In 1996 she earned her associate degree in paralegal studies and also realized that she wanted to become a lawyer, she said.
The idea to even push for a bachelor’s degree never occurred to her until her mentor, Merri Rudd, from her Wills class suggested the idea of law school to her, she said.
“On the last day of the Wills class, Merri gave all the students personalized cards. Mine read, ‘when you are ready for law school, I will be happy to write your letter of recommendation,’” Parks said.
Up until then, she had never even thought of pursuing anything beyond her associate degree and now realizes with each and every success at CNM, her aims and her dreams grew higher and larger, she said.
After a few years of practice, one of her former CNM instructors and the then current director at Metropolitan College asked Parks if she would like to teach paralegal studies, which Parks had never even considered doing previously, she said.
She ended up teaching at Metropolitan for close to two semesters until the school went bankrupt and closed, she said.
The experience helped her realize that she enjoyed teaching, and she then began teaching at UNM’s Anderson School of Management, University of Phoenix, and ended up giving back to CNM by teaching here, which she still does to this day, she said.
Parks believes that teaching at CNM is definitely a good way for her to give back for everything she received, she said.

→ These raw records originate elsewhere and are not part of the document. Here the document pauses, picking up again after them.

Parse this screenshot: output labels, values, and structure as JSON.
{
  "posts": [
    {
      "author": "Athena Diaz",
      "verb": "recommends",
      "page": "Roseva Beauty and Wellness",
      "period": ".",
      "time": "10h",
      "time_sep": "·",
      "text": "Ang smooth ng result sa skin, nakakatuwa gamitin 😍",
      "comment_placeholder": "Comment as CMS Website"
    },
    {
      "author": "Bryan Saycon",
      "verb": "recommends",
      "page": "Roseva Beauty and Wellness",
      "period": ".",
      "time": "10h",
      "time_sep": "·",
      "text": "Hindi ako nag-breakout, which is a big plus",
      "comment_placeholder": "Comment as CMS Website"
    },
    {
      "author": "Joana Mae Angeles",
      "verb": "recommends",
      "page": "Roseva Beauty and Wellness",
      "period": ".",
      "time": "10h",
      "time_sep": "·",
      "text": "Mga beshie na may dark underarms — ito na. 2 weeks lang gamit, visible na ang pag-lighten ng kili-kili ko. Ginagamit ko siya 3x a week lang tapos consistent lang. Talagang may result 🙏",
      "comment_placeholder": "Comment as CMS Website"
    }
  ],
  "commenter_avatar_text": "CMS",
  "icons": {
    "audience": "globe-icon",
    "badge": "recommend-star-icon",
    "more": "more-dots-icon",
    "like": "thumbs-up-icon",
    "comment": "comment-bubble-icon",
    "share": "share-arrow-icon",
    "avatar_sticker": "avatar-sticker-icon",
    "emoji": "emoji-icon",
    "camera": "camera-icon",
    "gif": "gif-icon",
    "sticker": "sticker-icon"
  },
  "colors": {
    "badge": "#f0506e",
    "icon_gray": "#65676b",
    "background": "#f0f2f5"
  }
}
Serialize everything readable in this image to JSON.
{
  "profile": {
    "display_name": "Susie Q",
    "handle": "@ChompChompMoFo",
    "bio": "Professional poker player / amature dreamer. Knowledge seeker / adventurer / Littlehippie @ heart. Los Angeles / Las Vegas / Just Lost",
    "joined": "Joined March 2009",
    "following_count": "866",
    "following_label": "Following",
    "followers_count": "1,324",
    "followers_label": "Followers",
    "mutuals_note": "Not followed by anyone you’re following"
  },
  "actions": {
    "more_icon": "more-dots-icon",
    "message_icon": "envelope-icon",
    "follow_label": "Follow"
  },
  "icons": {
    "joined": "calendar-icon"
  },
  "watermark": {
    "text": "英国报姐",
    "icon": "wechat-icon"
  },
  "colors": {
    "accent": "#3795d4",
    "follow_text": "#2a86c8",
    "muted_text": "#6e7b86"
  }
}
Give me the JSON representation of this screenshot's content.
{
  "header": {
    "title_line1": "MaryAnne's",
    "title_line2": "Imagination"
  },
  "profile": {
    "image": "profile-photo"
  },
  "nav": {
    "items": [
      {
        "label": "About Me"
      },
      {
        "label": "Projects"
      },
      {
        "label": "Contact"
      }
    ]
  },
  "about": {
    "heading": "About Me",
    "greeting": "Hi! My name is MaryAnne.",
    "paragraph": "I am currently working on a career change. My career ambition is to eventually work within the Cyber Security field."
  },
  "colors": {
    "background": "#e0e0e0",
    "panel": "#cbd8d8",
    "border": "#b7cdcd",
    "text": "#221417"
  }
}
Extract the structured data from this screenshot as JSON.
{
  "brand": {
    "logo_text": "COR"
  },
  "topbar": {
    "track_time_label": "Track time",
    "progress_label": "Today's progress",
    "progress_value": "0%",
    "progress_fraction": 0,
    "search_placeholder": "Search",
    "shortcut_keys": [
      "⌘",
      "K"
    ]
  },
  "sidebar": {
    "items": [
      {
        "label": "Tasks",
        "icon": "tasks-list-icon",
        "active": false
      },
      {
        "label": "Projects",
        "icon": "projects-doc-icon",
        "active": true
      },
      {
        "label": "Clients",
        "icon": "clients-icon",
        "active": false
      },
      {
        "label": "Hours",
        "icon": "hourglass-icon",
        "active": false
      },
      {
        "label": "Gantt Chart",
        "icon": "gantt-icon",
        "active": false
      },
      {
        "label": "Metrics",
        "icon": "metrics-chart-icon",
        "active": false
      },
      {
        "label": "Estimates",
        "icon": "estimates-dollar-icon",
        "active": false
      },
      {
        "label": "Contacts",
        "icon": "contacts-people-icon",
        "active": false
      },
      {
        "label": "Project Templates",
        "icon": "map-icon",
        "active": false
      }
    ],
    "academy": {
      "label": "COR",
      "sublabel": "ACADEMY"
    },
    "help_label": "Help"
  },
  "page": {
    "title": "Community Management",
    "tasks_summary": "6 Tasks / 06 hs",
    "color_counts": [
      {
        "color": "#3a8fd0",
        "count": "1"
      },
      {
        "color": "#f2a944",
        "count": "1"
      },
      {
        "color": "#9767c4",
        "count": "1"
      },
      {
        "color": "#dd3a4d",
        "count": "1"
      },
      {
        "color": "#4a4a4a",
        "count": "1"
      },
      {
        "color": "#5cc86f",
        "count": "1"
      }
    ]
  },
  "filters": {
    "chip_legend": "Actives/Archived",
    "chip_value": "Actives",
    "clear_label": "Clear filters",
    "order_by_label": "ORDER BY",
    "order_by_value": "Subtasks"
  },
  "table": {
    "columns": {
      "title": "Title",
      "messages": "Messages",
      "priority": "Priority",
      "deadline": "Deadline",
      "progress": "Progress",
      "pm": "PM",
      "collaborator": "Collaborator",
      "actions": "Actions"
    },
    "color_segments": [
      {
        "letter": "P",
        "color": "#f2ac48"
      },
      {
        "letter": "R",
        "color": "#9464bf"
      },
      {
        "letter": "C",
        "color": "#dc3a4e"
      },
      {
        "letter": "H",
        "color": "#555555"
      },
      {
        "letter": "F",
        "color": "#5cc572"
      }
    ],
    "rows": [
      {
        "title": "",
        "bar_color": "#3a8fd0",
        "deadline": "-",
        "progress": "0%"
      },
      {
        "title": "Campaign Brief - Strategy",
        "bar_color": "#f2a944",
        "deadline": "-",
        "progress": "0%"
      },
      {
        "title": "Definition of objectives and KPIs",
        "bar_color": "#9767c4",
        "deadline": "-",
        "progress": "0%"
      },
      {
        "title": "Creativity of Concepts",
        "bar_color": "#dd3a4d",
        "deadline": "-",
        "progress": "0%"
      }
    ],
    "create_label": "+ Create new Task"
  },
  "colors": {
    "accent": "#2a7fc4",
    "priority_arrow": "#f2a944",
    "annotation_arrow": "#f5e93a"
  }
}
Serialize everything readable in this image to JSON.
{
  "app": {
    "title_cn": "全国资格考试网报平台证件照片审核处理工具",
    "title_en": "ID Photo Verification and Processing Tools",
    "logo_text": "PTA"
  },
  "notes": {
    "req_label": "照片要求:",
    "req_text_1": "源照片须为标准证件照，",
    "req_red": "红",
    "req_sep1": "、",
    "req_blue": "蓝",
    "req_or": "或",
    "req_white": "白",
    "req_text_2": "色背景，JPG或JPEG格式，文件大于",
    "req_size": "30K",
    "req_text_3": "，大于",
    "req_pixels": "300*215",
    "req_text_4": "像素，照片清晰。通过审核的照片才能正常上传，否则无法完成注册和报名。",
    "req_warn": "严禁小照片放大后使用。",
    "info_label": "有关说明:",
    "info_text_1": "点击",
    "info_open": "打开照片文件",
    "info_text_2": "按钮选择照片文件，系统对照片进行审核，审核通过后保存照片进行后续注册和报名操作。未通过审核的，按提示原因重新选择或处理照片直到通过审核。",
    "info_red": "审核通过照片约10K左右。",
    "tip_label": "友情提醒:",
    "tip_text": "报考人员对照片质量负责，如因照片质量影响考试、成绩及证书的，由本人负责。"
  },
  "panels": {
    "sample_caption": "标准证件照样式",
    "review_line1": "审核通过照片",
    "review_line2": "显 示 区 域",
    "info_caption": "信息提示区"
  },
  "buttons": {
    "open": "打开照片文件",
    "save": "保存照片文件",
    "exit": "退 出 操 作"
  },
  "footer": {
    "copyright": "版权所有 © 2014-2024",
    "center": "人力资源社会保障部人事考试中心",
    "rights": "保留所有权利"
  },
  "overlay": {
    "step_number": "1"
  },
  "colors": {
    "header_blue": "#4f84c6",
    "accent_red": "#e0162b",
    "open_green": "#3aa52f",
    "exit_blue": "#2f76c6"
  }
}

She teaches in CNM’s school of Business Information Technology, a school that gets in touch with the business community and has a lot of interaction, which is important to her, she said.
“I really feel a strong connection to CNM and it is a way for me to bring back around the gifts and the inspiration that led me to start finding things that interest me, and paths and opportunities that were available,” Parks said.
Her simple advice for students is to show up to class and to do the reading and preparation that is required, because it is all meant for the student’s benefit, not the teachers’, she said.